I would say it has something to do with being a performer before I was a composer, in that I was concerned with the realisation, the phenomenon of the work in time, before I was with creating a symbolic representation, a score for a new work. One of the principal aesthetic aims of my compositions, from early on, has been to focus on the moment at which the performer succeeds in generating a sound from an instrument. I am interested in sound as a material in itself, especially in relation to what one sees, to the space in which it takes place, etc. and less interested in the musical materials themselves.
In a previous interview (ICElab 2012), you refer to some of your music being akin to reinterpretations of previous works, such as your timbral analyses and “orchestrations” of music by composers like Mozart and Purcell. Can you tell us more about the processes at play, and how you came to this way of working?
I was inspired to use existing repertoire rather than creating my own basic musical materials in part by an exercise in an seminar by Paul Koonce at Princeton University: to compose a work for piano based on a short work for piano by Mozart. I composed my exercise by removing all but a few notes from Mozart’s original piece; I have continued to use similar reductive processes in works such as Nani and Omaggio a Berio. I was also influenced by the writings and work of the artist Gerhardt Richter, and in particular this quotation from his writings: ‘I like everything that has no style…Because style is violence, and I am not violent.’ According to these writings, he achieved the state of ‘having no style’ through his paintings from photos, by giving himself a specific task to achieve: ‘not to have anything to imagine, to forget the meaning given to painting, colour, composition, spatiality, all that one knew and thought. All of that suddenly stopped being the premise of art.’ (Gerhardt Richter, Textes, Dijon: Les presses du réel, 1999, p.29).

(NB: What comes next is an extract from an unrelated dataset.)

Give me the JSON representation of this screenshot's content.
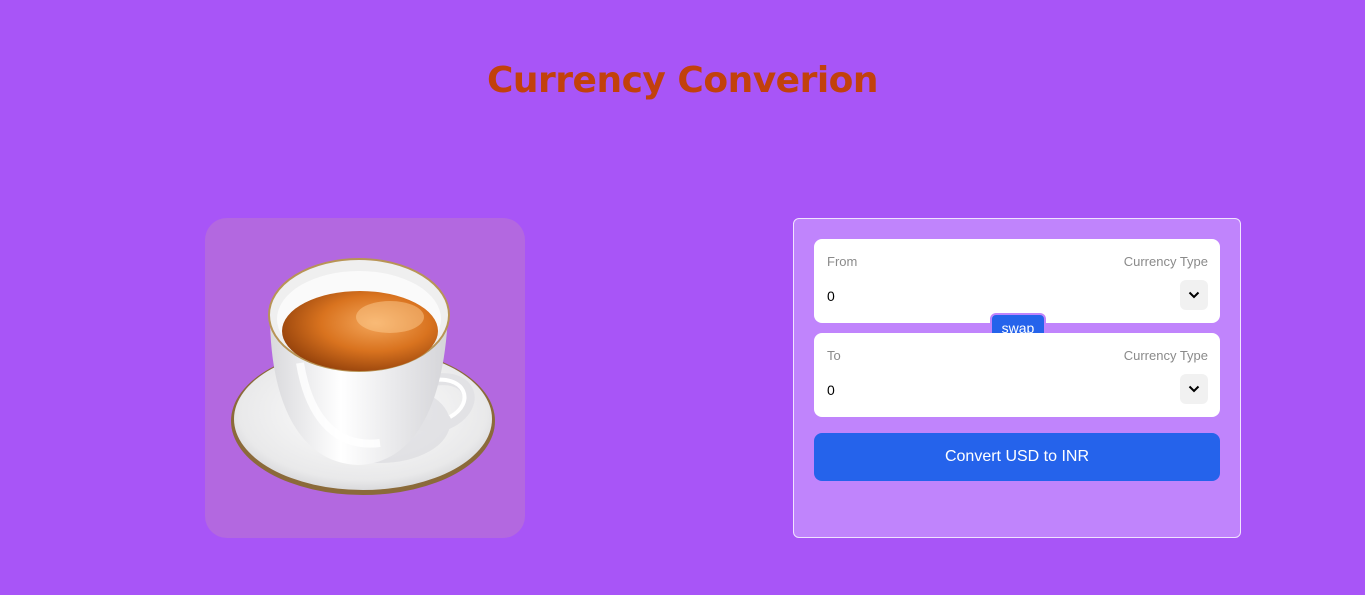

You do your own programming and instrument-building. How important would you say it is for a young composer today to be technically grounded – and do you feel it is in any way different for a woman?
I think it is very important, and as the field evolves so rapidly, one also needs to keeping abreast of new developments. Especially for the latter, it is helpful to be in a community in which one may exchange expertise. This has been one of the wonderful things about being at the Sonic Arts Research Centre (Belfast): the idea there is to have composers, performers, researchers, and musicologists literally working together in one big room as often as possible in order to encourage knowledge transfer. This might seem paradoxical, but these exchanges contribute to one’s autonomy, because you gain skills which you can then use elsewhere, in other communities or on your own.
Of course there are complications when one belongs to an underrepresented group in a given community, as I have often been in specific situations, and as women are in electro-acoustic music generally speaking. Women working with technology need on the one hand to have confidence in the skills they have, and on the other to not become defensive about any lacunas in their knowledge, but rather keep studying and profit from learning from sources and from colleagues, just as men do all the time.
What are some of your pedagogical philosophies in working with young composers?
I have done a quite a bit of teaching in the area of Computer-Assisted Composition, which is rather straightforward in a sense: one must first of all aid the students in acquiring some general technical skills, then each student needs to be able to clearly articulate a goal, so that one may guide him/her in designing a (computer-aided) process suited to it. For me, this is a sort of analogy for all of my teaching in composition: I know that there are certain skills which tend to aid students in general, so I try to strengthen those, while at the same time working with each student on realising their own specific compositional ideas, which may of course entail very different problematics and skills.
For more info, visit: http://alessandrini.virb.com